§ **Material provided**:
★ ★ ★ ★ ★

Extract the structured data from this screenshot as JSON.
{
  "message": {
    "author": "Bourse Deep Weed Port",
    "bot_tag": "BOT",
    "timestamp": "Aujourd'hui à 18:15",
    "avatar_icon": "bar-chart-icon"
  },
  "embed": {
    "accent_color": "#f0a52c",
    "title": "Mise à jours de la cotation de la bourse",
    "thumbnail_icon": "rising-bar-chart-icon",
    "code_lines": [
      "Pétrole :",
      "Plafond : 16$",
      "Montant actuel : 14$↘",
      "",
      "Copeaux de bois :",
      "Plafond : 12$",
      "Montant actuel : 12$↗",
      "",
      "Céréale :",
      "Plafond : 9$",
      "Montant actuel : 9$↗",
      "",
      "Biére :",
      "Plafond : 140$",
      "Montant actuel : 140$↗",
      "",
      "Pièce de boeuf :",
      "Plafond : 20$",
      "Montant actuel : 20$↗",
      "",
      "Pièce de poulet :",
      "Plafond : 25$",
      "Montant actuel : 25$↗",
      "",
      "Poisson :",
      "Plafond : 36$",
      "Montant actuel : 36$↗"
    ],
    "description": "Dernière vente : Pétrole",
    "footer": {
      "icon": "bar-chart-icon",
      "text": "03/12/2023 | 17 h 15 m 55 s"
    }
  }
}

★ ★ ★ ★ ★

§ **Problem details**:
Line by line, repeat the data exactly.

§ **Expected output**:
Extract the structured data from this screenshot as JSON.
{
  "message": {
    "author": "Bourse Deep Weed Port",
    "bot_tag": "BOT",
    "timestamp": "Aujourd'hui à 18:15",
    "avatar_icon": "bar-chart-icon"
  },
  "embed": {
    "accent_color": "#f0a52c",
    "title": "Mise à jours de la cotation de la bourse",
    "thumbnail_icon": "rising-bar-chart-icon",
    "code_lines": [
      "Pétrole :",
      "Plafond : 16$",
      "Montant actuel : 14$↘",
      "",
      "Copeaux de bois :",
      "Plafond : 12$",
      "Montant actuel : 12$↗",
      "",
      "Céréale :",
      "Plafond : 9$",
      "Montant actuel : 9$↗",
      "",
      "Biére :",
      "Plafond : 140$",
      "Montant actuel : 140$↗",
      "",
      "Pièce de boeuf :",
      "Plafond : 20$",
      "Montant actuel : 20$↗",
      "",
      "Pièce de poulet :",
      "Plafond : 25$",
      "Montant actuel : 25$↗",
      "",
      "Poisson :",
      "Plafond : 36$",
      "Montant actuel : 36$↗"
    ],
    "description": "Dernière vente : Pétrole",
    "footer": {
      "icon": "bar-chart-icon",
      "text": "03/12/2023 | 17 h 15 m 55 s"
    }
  }
}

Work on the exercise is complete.